- **Supplied records**:
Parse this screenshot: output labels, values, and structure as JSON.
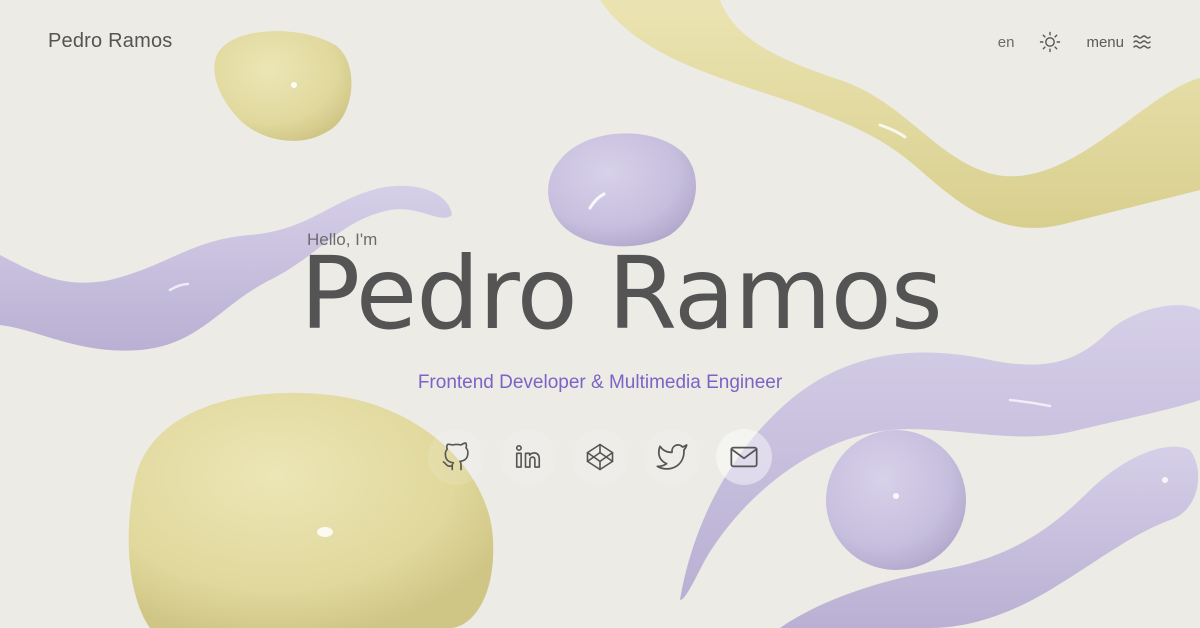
{
  "header": {
    "brand": "Pedro Ramos",
    "lang": "en",
    "theme_icon": "sun-icon",
    "menu_label": "menu",
    "menu_icon": "waves-menu-icon"
  },
  "hero": {
    "greeting": "Hello, I'm",
    "name": "Pedro Ramos",
    "subtitle": "Frontend Developer & Multimedia Engineer"
  },
  "socials": [
    {
      "name": "GitHub",
      "icon": "github-icon"
    },
    {
      "name": "LinkedIn",
      "icon": "linkedin-icon"
    },
    {
      "name": "CodePen",
      "icon": "codepen-icon"
    },
    {
      "name": "Twitter",
      "icon": "twitter-icon"
    },
    {
      "name": "Email",
      "icon": "mail-icon"
    }
  ],
  "colors": {
    "background": "#ecebe6",
    "text": "#545454",
    "accent": "#7c63c6",
    "blob_yellow": "#e3dba0",
    "blob_purple": "#c9c1de"
  }
}
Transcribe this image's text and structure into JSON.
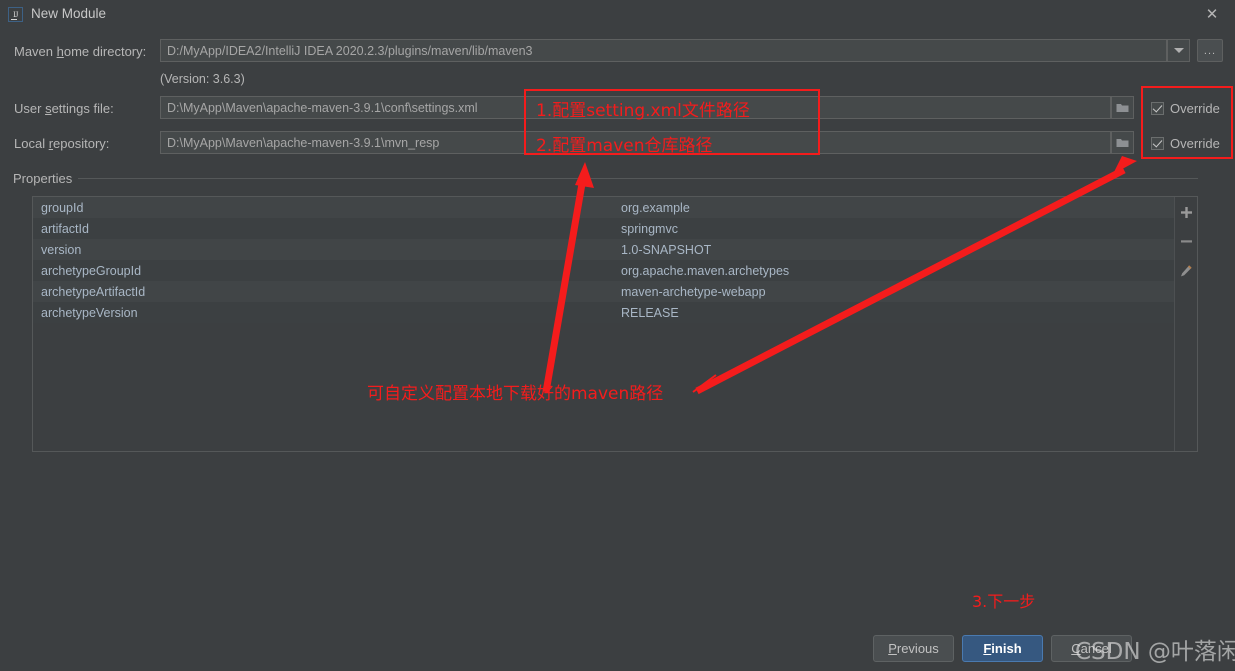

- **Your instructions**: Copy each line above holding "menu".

- **Finished exercise**:
    "menu_label": "menu",
    "menu_icon": "waves-menu-icon"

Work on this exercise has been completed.